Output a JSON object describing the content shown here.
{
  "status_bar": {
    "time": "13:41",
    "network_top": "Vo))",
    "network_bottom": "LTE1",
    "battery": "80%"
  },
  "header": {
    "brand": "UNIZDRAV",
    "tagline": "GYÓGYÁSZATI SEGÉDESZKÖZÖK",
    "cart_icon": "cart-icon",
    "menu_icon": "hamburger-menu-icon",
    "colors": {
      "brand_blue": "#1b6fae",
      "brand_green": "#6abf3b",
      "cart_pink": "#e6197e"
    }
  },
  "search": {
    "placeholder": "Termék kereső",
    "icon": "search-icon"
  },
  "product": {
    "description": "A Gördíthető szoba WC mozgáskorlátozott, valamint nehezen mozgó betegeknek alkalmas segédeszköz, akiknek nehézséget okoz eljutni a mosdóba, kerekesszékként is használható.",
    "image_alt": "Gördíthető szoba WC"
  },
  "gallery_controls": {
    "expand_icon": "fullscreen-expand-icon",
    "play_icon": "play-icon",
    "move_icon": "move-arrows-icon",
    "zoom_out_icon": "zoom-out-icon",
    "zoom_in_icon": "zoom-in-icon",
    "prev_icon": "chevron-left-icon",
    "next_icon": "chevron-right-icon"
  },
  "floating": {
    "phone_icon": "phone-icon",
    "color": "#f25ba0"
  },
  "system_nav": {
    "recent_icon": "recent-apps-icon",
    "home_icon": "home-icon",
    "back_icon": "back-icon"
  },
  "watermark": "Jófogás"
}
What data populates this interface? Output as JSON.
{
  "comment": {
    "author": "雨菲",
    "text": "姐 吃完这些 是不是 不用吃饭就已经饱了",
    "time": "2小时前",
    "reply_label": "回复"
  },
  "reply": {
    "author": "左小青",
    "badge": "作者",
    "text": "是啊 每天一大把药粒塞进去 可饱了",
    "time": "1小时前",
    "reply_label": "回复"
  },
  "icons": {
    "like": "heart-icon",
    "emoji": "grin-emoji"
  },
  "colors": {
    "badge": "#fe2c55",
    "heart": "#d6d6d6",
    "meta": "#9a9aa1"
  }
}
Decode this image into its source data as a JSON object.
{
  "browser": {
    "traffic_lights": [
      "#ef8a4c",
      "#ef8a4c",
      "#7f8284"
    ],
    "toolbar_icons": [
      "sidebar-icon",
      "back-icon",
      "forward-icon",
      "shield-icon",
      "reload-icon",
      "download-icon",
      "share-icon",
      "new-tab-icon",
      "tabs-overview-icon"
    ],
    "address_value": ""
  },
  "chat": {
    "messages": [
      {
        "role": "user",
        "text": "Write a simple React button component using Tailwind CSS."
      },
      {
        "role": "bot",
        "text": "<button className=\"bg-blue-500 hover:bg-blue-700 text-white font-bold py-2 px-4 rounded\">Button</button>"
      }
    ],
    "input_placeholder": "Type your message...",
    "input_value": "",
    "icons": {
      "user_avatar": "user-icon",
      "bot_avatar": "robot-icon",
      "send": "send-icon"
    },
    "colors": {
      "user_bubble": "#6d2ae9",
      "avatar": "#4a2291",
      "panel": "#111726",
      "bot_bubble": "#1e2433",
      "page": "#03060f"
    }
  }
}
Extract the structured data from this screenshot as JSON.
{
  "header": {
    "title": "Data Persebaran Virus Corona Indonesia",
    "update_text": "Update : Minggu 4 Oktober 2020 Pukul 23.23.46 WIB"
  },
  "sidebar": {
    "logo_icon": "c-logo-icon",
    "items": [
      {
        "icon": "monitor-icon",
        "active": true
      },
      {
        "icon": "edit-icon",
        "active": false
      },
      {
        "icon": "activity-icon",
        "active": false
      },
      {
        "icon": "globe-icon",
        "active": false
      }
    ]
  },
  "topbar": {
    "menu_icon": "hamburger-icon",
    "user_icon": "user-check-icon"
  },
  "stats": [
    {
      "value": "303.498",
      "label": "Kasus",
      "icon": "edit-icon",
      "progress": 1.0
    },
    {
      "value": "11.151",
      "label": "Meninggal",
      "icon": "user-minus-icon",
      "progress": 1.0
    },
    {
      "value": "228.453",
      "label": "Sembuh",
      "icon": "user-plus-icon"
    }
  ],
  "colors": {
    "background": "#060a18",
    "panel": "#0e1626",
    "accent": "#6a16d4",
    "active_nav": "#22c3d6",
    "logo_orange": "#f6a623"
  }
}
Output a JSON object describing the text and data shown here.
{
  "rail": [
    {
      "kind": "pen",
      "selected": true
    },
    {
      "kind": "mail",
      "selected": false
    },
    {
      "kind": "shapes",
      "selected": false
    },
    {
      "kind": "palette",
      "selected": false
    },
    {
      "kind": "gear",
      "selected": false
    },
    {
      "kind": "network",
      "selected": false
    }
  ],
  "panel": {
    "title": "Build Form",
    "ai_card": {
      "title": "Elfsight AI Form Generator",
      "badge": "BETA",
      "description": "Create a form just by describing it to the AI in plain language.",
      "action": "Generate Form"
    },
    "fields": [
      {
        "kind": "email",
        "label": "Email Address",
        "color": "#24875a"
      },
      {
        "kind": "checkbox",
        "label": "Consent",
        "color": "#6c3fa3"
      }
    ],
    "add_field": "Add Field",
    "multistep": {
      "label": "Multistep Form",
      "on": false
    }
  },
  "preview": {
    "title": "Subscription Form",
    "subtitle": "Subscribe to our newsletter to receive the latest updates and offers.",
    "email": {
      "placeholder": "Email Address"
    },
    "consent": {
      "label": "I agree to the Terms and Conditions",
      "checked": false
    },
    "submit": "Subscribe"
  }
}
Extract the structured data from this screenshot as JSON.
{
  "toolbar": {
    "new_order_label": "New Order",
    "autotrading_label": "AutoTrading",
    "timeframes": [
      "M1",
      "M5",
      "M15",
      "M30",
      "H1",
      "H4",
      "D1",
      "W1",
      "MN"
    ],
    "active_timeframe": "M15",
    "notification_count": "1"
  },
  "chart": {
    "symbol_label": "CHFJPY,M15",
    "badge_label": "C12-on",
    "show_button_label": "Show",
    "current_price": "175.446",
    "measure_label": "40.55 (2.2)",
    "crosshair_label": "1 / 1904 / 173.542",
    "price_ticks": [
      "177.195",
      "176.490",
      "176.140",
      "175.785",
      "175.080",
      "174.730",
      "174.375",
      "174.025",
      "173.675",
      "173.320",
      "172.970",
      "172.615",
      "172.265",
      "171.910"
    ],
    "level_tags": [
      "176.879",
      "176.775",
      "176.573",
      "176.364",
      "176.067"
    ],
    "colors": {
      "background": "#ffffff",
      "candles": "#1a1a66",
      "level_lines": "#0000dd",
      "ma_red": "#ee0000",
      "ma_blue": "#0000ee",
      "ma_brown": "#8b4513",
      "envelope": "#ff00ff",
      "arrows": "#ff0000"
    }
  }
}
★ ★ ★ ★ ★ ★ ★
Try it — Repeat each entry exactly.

Response to the task —
Output a JSON object describing the content shown here.
{
  "status_bar": {
    "time": "13:41",
    "network_top": "Vo))",
    "network_bottom": "LTE1",
    "battery": "80%"
  },
  "header": {
    "brand": "UNIZDRAV",
    "tagline": "GYÓGYÁSZATI SEGÉDESZKÖZÖK",
    "cart_icon": "cart-icon",
    "menu_icon": "hamburger-menu-icon",
    "colors": {
      "brand_blue": "#1b6fae",
      "brand_green": "#6abf3b",
      "cart_pink": "#e6197e"
    }
  },
  "search": {
    "placeholder": "Termék kereső",
    "icon": "search-icon"
  },
  "product": {
    "description": "A Gördíthető szoba WC mozgáskorlátozott, valamint nehezen mozgó betegeknek alkalmas segédeszköz, akiknek nehézséget okoz eljutni a mosdóba, kerekesszékként is használható.",
    "image_alt": "Gördíthető szoba WC"
  },
  "gallery_controls": {
    "expand_icon": "fullscreen-expand-icon",
    "play_icon": "play-icon",
    "move_icon": "move-arrows-icon",
    "zoom_out_icon": "zoom-out-icon",
    "zoom_in_icon": "zoom-in-icon",
    "prev_icon": "chevron-left-icon",
    "next_icon": "chevron-right-icon"
  },
  "floating": {
    "phone_icon": "phone-icon",
    "color": "#f25ba0"
  },
  "system_nav": {
    "recent_icon": "recent-apps-icon",
    "home_icon": "home-icon",
    "back_icon": "back-icon"
  },
  "watermark": "Jófogás"
}
What data populates this interface? Output as JSON.
{
  "comment": {
    "author": "雨菲",
    "text": "姐 吃完这些 是不是 不用吃饭就已经饱了",
    "time": "2小时前",
    "reply_label": "回复"
  },
  "reply": {
    "author": "左小青",
    "badge": "作者",
    "text": "是啊 每天一大把药粒塞进去 可饱了",
    "time": "1小时前",
    "reply_label": "回复"
  },
  "icons": {
    "like": "heart-icon",
    "emoji": "grin-emoji"
  },
  "colors": {
    "badge": "#fe2c55",
    "heart": "#d6d6d6",
    "meta": "#9a9aa1"
  }
}
Decode this image into its source data as a JSON object.
{
  "browser": {
    "traffic_lights": [
      "#ef8a4c",
      "#ef8a4c",
      "#7f8284"
    ],
    "toolbar_icons": [
      "sidebar-icon",
      "back-icon",
      "forward-icon",
      "shield-icon",
      "reload-icon",
      "download-icon",
      "share-icon",
      "new-tab-icon",
      "tabs-overview-icon"
    ],
    "address_value": ""
  },
  "chat": {
    "messages": [
      {
        "role": "user",
        "text": "Write a simple React button component using Tailwind CSS."
      },
      {
        "role": "bot",
        "text": "<button className=\"bg-blue-500 hover:bg-blue-700 text-white font-bold py-2 px-4 rounded\">Button</button>"
      }
    ],
    "input_placeholder": "Type your message...",
    "input_value": "",
    "icons": {
      "user_avatar": "user-icon",
      "bot_avatar": "robot-icon",
      "send": "send-icon"
    },
    "colors": {
      "user_bubble": "#6d2ae9",
      "avatar": "#4a2291",
      "panel": "#111726",
      "bot_bubble": "#1e2433",
      "page": "#03060f"
    }
  }
}
Extract the structured data from this screenshot as JSON.
{
  "header": {
    "title": "Data Persebaran Virus Corona Indonesia",
    "update_text": "Update : Minggu 4 Oktober 2020 Pukul 23.23.46 WIB"
  },
  "sidebar": {
    "logo_icon": "c-logo-icon",
    "items": [
      {
        "icon": "monitor-icon",
        "active": true
      },
      {
        "icon": "edit-icon",
        "active": false
      },
      {
        "icon": "activity-icon",
        "active": false
      },
      {
        "icon": "globe-icon",
        "active": false
      }
    ]
  },
  "topbar": {
    "menu_icon": "hamburger-icon",
    "user_icon": "user-check-icon"
  },
  "stats": [
    {
      "value": "303.498",
      "label": "Kasus",
      "icon": "edit-icon",
      "progress": 1.0
    },
    {
      "value": "11.151",
      "label": "Meninggal",
      "icon": "user-minus-icon",
      "progress": 1.0
    },
    {
      "value": "228.453",
      "label": "Sembuh",
      "icon": "user-plus-icon"
    }
  ],
  "colors": {
    "background": "#060a18",
    "panel": "#0e1626",
    "accent": "#6a16d4",
    "active_nav": "#22c3d6",
    "logo_orange": "#f6a623"
  }
}
Output a JSON object describing the text and data shown here.
{
  "rail": [
    {
      "kind": "pen",
      "selected": true
    },
    {
      "kind": "mail",
      "selected": false
    },
    {
      "kind": "shapes",
      "selected": false
    },
    {
      "kind": "palette",
      "selected": false
    },
    {
      "kind": "gear",
      "selected": false
    },
    {
      "kind": "network",
      "selected": false
    }
  ],
  "panel": {
    "title": "Build Form",
    "ai_card": {
      "title": "Elfsight AI Form Generator",
      "badge": "BETA",
      "description": "Create a form just by describing it to the AI in plain language.",
      "action": "Generate Form"
    },
    "fields": [
      {
        "kind": "email",
        "label": "Email Address",
        "color": "#24875a"
      },
      {
        "kind": "checkbox",
        "label": "Consent",
        "color": "#6c3fa3"
      }
    ],
    "add_field": "Add Field",
    "multistep": {
      "label": "Multistep Form",
      "on": false
    }
  },
  "preview": {
    "title": "Subscription Form",
    "subtitle": "Subscribe to our newsletter to receive the latest updates and offers.",
    "email": {
      "placeholder": "Email Address"
    },
    "consent": {
      "label": "I agree to the Terms and Conditions",
      "checked": false
    },
    "submit": "Subscribe"
  }
}
Extract the structured data from this screenshot as JSON.
{
  "toolbar": {
    "new_order_label": "New Order",
    "autotrading_label": "AutoTrading",
    "timeframes": [
      "M1",
      "M5",
      "M15",
      "M30",
      "H1",
      "H4",
      "D1",
      "W1",
      "MN"
    ],
    "active_timeframe": "M15",
    "notification_count": "1"
  },
  "chart": {
    "symbol_label": "CHFJPY,M15",
    "badge_label": "C12-on",
    "show_button_label": "Show",
    "current_price": "175.446",
    "measure_label": "40.55 (2.2)",
    "crosshair_label": "1 / 1904 / 173.542",
    "price_ticks": [
      "177.195",
      "176.490",
      "176.140",
      "175.785",
      "175.080",
      "174.730",
      "174.375",
      "174.025",
      "173.675",
      "173.320",
      "172.970",
      "172.615",
      "172.265",
      "171.910"
    ],
    "level_tags": [
      "176.879",
      "176.775",
      "176.573",
      "176.364",
      "176.067"
    ],
    "colors": {
      "background": "#ffffff",
      "candles": "#1a1a66",
      "level_lines": "#0000dd",
      "ma_red": "#ee0000",
      "ma_blue": "#0000ee",
      "ma_brown": "#8b4513",
      "envelope": "#ff00ff",
      "arrows": "#ff0000"
    }
  }
}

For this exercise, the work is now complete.